Experimental Evolution Group

 
 

The Experimental Evolution Group at the Max Planck Institute for Evolutionary Biology is an independent research group that is directly funded by the Max Planck Society. We use experiments to investigate evolutionary and ecological processes. Evolution is often thought of as a slow process, but microbes with short generation times and large population sizes can evolve rapidly in laboratory experiments.

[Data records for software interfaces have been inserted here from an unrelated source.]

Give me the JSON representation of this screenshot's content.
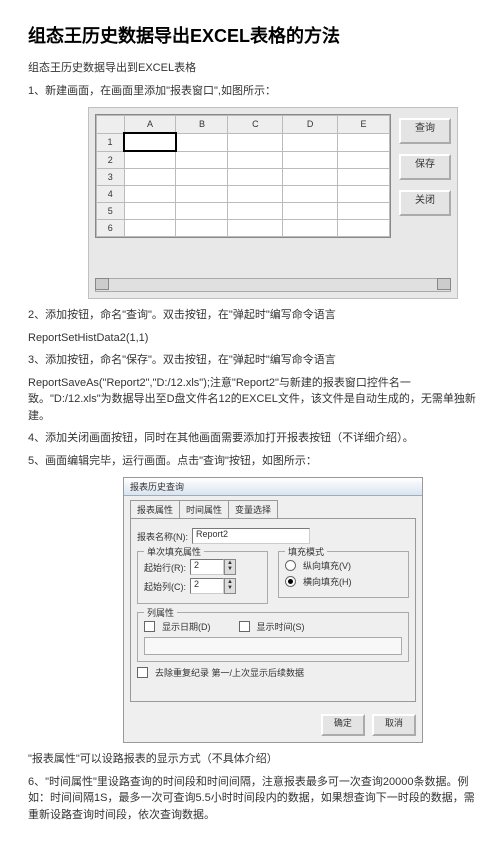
{
  "title": "组态王历史数据导出EXCEL表格的方法",
  "p1": "组态王历史数据导出到EXCEL表格",
  "p2": "1、新建画面，在画面里添加\"报表窗口\",如图所示：",
  "sheet": {
    "cols": [
      "",
      "A",
      "B",
      "C",
      "D",
      "E"
    ],
    "rows": [
      "1",
      "2",
      "3",
      "4",
      "5",
      "6"
    ]
  },
  "btns1": {
    "query": "查询",
    "save": "保存",
    "close": "关闭"
  },
  "p3": "2、添加按钮，命名\"查询\"。双击按钮，在\"弹起时\"编写命令语言",
  "code1": "ReportSetHistData2(1,1)",
  "p4": "3、添加按钮，命名\"保存\"。双击按钮，在\"弹起时\"编写命令语言",
  "code2": "ReportSaveAs(\"Report2\",\"D:/12.xls\");注意\"Report2\"与新建的报表窗口控件名一致。\"D:/12.xls\"为数据导出至D盘文件名12的EXCEL文件，该文件是自动生成的，无需单独新建。",
  "p5": "4、添加关闭画面按钮，同时在其他画面需要添加打开报表按钮（不详细介绍）。",
  "p6": "5、画面编辑完毕，运行画面。点击\"查询\"按钮，如图所示：",
  "dialog": {
    "title": "报表历史查询",
    "tabs": [
      "报表属性",
      "时间属性",
      "变量选择"
    ],
    "reportLabel": "报表名称(N):",
    "reportValue": "Report2",
    "grp1": "单次填充属性",
    "startRow": "起始行(R):",
    "startRowVal": "2",
    "startCol": "起始列(C):",
    "startColVal": "2",
    "grp2": "填充模式",
    "opt1": "纵向填充(V)",
    "opt2": "横向填充(H)",
    "grp3": "列属性",
    "showDate": "显示日期(D)",
    "showTime": "显示时间(S)",
    "chk1": "去除重复纪录 第一/上次显示后续数据",
    "ok": "确定",
    "cancel": "取消"
  },
  "p7": "\"报表属性\"可以设路报表的显示方式（不具体介绍）",
  "p8": "6、\"时间属性\"里设路查询的时间段和时间间隔，注意报表最多可一次查询20000条数据。例如：时间间隔1S，最多一次可查询5.5小时时间段内的数据，如果想查询下一时段的数据，需重新设路查询时间段，依次查询数据。"
}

Baker’s yeast, Saccharomyces cerevisiae, is an ideal model organism for evolutionary experiments. Its genome is extremely well characterised and easily genetically manipulated. It can grow rapidly and at very high population density, either sexually or asexually. Cells can produce toxins (most famously ethanol, which humans like to drink) to harm competitors, or useful molecules like sugars, which help other cells grow. Sex cells court potential mates with a sophisticated pheromone signalling system. S. cerevisiae can also mate with a closely related species, Saccharomyces paradoxus, producing hybrids that are viable but sexually sterile. WildS. paradoxus can be found on the bark and leaves of oak trees around the world and it is becoming a useful organism for studying yeast in its natural environment.

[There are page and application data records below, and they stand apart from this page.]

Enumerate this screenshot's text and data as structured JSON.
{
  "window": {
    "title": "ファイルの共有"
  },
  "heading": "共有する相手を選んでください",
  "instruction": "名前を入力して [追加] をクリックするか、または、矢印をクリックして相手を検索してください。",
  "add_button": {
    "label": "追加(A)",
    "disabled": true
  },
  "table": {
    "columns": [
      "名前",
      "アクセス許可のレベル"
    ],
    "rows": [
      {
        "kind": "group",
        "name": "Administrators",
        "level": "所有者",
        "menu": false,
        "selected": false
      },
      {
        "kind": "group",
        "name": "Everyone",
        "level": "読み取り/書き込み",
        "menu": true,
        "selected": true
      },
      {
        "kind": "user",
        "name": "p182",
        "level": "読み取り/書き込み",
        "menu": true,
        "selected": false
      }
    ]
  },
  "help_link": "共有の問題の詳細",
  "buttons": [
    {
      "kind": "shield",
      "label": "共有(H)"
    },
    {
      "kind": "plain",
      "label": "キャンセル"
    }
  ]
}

We use Saccharomyces yeast for laboratory experiments on sexual signalling, social interactions, and speciation. We are also interested in characterising the habitat, life cycle, and natural history of wild S. paradoxus. We are developing new methods for this such as the quantification of pheromone signal by ELISA, metagenomic analysis of the microbial communities in oak samples, and the culturing of yeast in natural conditions.

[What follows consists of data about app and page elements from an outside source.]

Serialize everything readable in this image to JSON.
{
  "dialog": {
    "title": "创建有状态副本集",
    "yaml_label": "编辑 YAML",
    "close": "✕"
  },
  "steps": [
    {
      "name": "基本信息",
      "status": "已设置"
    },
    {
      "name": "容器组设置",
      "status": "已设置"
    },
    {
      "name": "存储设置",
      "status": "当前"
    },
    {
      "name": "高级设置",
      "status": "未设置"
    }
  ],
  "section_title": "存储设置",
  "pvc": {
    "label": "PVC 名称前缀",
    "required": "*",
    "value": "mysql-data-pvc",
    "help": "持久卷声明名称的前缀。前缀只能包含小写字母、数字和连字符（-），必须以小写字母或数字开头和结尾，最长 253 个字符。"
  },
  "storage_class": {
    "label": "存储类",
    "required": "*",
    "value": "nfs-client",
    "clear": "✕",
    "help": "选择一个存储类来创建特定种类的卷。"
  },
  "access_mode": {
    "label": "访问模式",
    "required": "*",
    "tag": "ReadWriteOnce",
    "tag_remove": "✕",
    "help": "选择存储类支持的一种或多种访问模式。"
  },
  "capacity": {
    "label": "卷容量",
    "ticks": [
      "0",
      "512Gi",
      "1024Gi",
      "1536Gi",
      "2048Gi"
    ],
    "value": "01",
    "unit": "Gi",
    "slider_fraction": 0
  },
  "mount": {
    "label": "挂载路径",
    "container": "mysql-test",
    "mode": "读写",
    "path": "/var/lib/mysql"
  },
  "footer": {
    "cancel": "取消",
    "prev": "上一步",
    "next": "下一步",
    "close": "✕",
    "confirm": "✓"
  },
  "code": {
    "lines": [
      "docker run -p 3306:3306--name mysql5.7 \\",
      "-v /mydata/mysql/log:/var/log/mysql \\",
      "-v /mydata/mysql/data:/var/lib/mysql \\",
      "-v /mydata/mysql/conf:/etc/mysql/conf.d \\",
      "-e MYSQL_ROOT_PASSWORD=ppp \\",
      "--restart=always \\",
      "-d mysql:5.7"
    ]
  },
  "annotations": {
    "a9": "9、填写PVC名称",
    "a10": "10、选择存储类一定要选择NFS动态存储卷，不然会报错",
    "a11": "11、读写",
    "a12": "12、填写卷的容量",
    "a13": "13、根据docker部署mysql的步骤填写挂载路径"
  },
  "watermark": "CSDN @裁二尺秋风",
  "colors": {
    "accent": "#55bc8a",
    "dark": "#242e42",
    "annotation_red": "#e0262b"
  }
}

If you would like to join our team and have suitable experience and qualifications, please send a message and a CV to d.greig[at]evolbio.mpg.de.















































 

Greig Lab Overview